Fluorescent Night Dive
There is nothing quite as exciting as a fluorescent night dive. And sure those two little words night dive might give some people the hibigeebies, but grab yourself a UV torch and strap on a yellow filter, and you’ll be begging your guide to never end the dive.
The Lembeh Strait is famous for muck diving and an abundance of crazy critters, but you can also find lots of rare and unusual corals which come to life after dark.
The Science Behind Fluorescent Corals
Corals get their colors in two ways. Corals have photosynthetic marine algae living inside their cells which convert sunlight into energy for the coral. The brownish green color you see in corals under normal daylights is from these algae called zooxanthellae. When corals are bleached, they turn white because they expel the zooxanthellae.
But then there are the blues, the greens, purples, and reds which come from a family of Nobel prize-winning fluorescent proteins. Without overwhelming you with science, the short answer is there is protein pigment in the tissue of corals which absorbs light in one color, and re-emits the light in a different color. These pigments look different under white light, daylight, and blue light.
But the fluorescent magic happens when you shine a long wavelength light source, ultraviolet or blue light, at the coral. Under long wavelength of light, the protein re-emits a fluorescent pigment as biofluorescence that glows a bright neon color.
Underwater if you are just using a UV light you will see the coral glow psychedelic shades of blue, pink, and purple. And if you add a yellow filter over your mask or camera the colors will be green, yellows, and reds. This color is invisible under normal light conditions and you can only see it when you excite the pigments using shorter wavelengths of light such as blue or ultraviolet.
The image below shows the difference between corals under UV light to the naked eye and UV to the camera with a yellow filter. To learn more about bioluminescence and fluorescence we recommend visiting the Luminescence Lab website.
To get the fluoro effect you will need a UV light. And if you’re afraid of night dives don’t worry you can still see fluoro colors during the day although the effect is not as striking. If you are just diving for fun without a camera, a yellow filter is not required, it’s only when you want to start taking pictures that this secondary accessory comes in handy.
The UV light I use is a Sola NightSea by Light and Motion. The NightSea has a super bright 3000mW flood and 1700mW spot beam with three light intensity settings.
This is the third UV light we’ve tested and find the NightSea has the brightest beam and best color rendition. The other UV lights we tried were more on the purple side and had narrow light beams.
I actually carry a UV light with me on every dive, day or night, as the UV brings out colorful neon colors visible to the naked eye. With a UV light during the day you can see blues, pinks, greens, and purples, however, cameras have a difficult time capturing these colors and most photos will end up solid blue.
You can buy a yellow filter that clips onto your light, covers your camera lens, or fits overtop of your goggles, and companies like XS Scuba even make a mask with a removable fluoro lens cover.

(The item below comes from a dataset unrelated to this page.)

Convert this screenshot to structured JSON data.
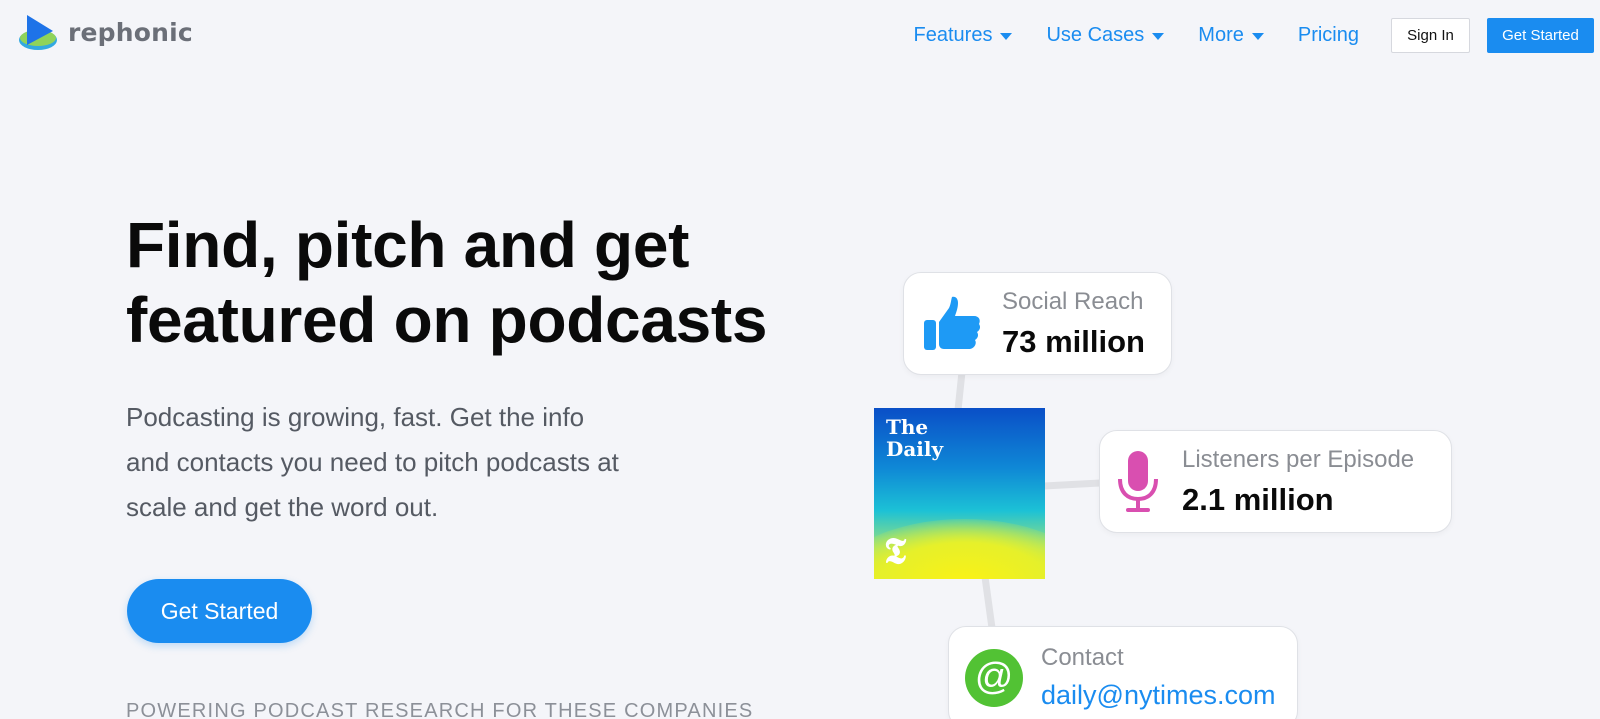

If you are interested in fluoro diving check with a dive center before you arrive to see if they offer this trippy night dive experience. And if you’re really excited by this idea, then I would recommend buying your own fluoro gear and never diving without it!